*** Opening of DATA PROVIDED ***
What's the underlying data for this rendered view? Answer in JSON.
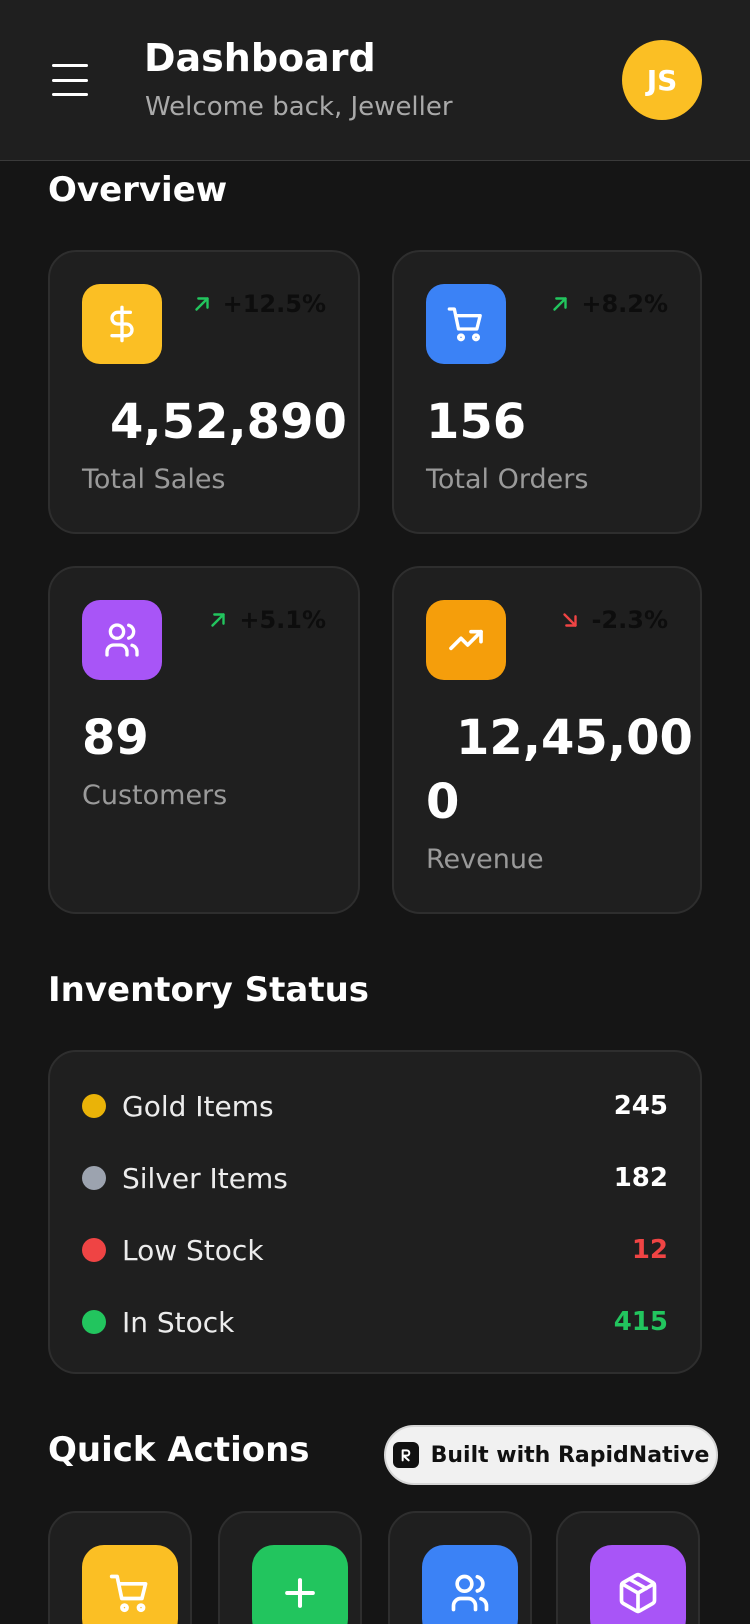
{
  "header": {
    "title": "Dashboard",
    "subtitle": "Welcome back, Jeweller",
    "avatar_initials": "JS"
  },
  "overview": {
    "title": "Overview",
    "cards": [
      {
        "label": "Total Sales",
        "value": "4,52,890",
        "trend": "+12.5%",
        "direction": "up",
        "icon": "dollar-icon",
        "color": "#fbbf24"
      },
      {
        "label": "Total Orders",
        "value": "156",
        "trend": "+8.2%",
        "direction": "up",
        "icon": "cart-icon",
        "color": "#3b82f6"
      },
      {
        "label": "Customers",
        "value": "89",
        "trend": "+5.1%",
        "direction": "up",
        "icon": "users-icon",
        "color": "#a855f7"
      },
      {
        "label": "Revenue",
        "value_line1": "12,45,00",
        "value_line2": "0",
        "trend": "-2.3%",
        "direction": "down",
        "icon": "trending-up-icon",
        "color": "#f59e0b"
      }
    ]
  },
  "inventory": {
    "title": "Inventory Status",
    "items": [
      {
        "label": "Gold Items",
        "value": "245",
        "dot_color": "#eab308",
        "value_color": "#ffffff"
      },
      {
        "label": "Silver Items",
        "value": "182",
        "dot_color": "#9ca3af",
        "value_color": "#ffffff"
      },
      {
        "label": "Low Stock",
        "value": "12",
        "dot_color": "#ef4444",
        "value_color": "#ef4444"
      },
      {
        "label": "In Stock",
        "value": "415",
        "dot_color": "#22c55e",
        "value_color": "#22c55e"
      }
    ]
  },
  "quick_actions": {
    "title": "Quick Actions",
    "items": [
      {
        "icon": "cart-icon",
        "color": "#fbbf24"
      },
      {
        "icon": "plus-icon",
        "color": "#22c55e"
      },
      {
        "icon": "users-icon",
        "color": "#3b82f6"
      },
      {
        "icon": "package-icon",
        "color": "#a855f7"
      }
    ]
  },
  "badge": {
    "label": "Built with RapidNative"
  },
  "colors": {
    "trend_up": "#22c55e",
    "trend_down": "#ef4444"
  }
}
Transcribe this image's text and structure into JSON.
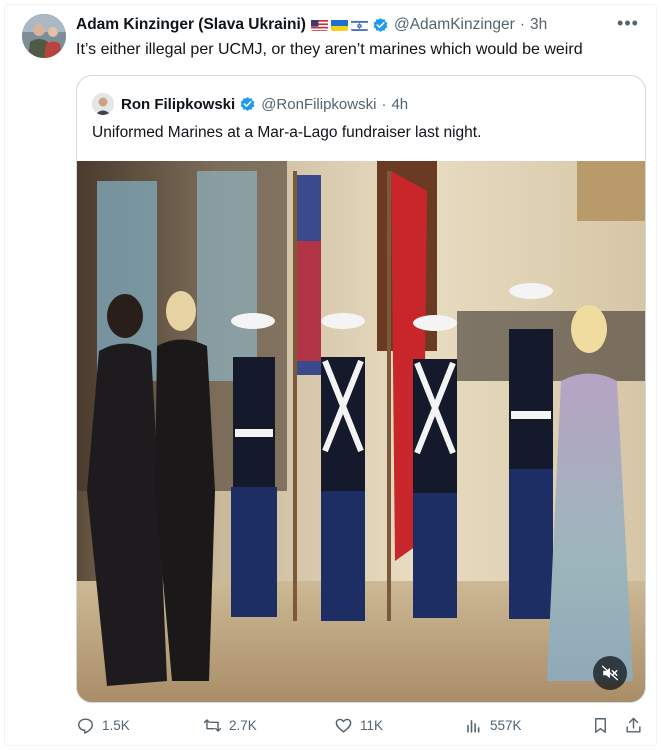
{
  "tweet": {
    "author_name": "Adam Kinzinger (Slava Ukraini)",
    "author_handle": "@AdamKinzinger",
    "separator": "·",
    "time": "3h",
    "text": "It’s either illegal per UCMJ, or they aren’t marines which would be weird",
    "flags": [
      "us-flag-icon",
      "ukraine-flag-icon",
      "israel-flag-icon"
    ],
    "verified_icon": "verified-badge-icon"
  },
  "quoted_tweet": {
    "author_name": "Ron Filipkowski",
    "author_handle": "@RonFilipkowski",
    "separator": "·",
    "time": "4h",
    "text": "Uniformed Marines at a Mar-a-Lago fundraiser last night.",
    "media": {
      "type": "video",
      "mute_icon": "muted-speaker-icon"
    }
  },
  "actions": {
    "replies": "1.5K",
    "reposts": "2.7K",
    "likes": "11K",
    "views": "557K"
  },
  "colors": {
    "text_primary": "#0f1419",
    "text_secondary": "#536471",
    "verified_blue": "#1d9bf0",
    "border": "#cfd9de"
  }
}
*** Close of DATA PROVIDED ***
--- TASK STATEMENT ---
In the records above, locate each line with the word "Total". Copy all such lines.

--- YOUR RESPONSE ---
        "label": "Total Sales",
        "label": "Total Orders",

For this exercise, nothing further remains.